Gyanendra’s seizure of power has provoked sharp opposition from the US, the European powers and India. While India and the US have been bolstering the Nepalese army, both countries have been pushing the king to isolate the Maoists by reaching an accommodation with opposition parties. Last year the World Bank and donor countries issued a statement calling for the restoration of democracy. On the same day Deuba was appointed prime minister, the World Bank approved $US40 million worth of aid to Nepal.
Last week US State Department spokesman Richard Boucher strongly criticised Deuba’s dismissal, declaring: “I would say we are deeply troubled.... [T]he actions, we feel undermine the Nepali struggle with the Maoists.” During a meeting with the Nepalese ambassador, British foreign office spokesman Douglas Alexander voiced similar sentiments. He warned that “this action will increase the risk of instability in Nepal” and could even threaten the monarchy.
A statement by the Indian external affairs ministry declared that king’s actions were a “serious setback” for freedom and called for parliamentary elections. Indian Prime Minister Manmohan Singh cancelled his scheduled visit to Bangladesh to attend a meeting of the South Asian Association for Regional Cooperation (SAARC) after Gyanendra announced he would be attending.
None of these statements have anything to do with defending the democratic rights of the Nepalese people.
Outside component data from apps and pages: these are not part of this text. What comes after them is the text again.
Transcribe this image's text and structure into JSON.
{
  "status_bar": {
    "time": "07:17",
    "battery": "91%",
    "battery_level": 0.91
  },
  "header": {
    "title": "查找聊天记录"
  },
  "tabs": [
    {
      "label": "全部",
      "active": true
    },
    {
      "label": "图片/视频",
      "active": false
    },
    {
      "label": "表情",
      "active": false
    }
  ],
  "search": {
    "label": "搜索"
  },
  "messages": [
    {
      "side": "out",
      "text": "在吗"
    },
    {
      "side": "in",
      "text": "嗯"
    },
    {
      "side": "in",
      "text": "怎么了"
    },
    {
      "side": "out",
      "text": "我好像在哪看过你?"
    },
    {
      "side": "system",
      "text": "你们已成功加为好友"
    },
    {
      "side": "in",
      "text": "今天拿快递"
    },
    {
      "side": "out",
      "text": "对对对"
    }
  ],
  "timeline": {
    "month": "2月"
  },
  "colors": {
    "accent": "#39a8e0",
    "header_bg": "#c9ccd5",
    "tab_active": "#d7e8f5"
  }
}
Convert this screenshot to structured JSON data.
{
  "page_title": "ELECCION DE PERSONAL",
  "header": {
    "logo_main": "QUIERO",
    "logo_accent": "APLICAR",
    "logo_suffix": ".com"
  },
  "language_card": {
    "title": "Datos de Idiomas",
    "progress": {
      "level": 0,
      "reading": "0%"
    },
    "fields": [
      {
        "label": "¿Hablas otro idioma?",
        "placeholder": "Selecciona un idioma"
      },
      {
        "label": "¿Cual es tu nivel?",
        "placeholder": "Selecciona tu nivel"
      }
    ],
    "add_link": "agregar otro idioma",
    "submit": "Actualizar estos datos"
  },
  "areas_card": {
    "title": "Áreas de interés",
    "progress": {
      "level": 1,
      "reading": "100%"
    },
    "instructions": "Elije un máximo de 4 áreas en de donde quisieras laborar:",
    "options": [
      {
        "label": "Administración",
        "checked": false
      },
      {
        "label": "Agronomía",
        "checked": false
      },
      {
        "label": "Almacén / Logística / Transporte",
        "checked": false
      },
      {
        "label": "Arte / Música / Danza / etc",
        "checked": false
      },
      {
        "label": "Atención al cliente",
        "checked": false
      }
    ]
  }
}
The small impoverished Himalayan country has become the focus for sharpening rivalry. India has traditionally regarded the kingdom as its strategic preserve and has reacted sharply against any turn by Nepal towards India’s traditional regional rivals—China and Pakistan. Washington, which has been developing a close alliance with India, is seeking closer ties with Nepal as part of its broader strategic efforts to encircle China.
The Indian government is concerned that, in seizing power, King Gyanendra may look to support from China and Pakistan. Indeed there are some signs that the two countries are seeking to capitalise on the situation, or may possibly even have known of the king’s moves in advance. Just prior to the ousting of Deuba, Gyanendra closed the Kathmandu office of the exiled Tibetan Dalai Lama—one of Beijing’s longstanding demands. In what appears to be a quid pro quo, China’s foreign ministry spokesman Kong Quan told the press that Gyanendra’s move was an “internal affair of the Nepal.”
Pakistan went even further. Prime Minister Shaukat Aziz promised Nepal “all possible help in fighting the terrorists” and “to extend army and civilian training in Pakistan.” Confronted with the possibility of being outmanoeuvred in Nepal, India has moderated its position towards Gyanendra. Indian officials have indicated that contacts be established with the new government.
Gyanendra is playing a high-risk game—manoeuvring between more powerful countries on the international stage, while relying on the military at home to crush any opposition. His methods will inevitably produce hostility and resistance—in all probability, sooner rather than later. On Monday, 24 human rights groups and professional organisations defied the king’s edicts and held a meeting in Kathmandu to organise a protest for Thursday. In seeking to buttress his own position, Gyanendra has lit the fuse on a political powder keg.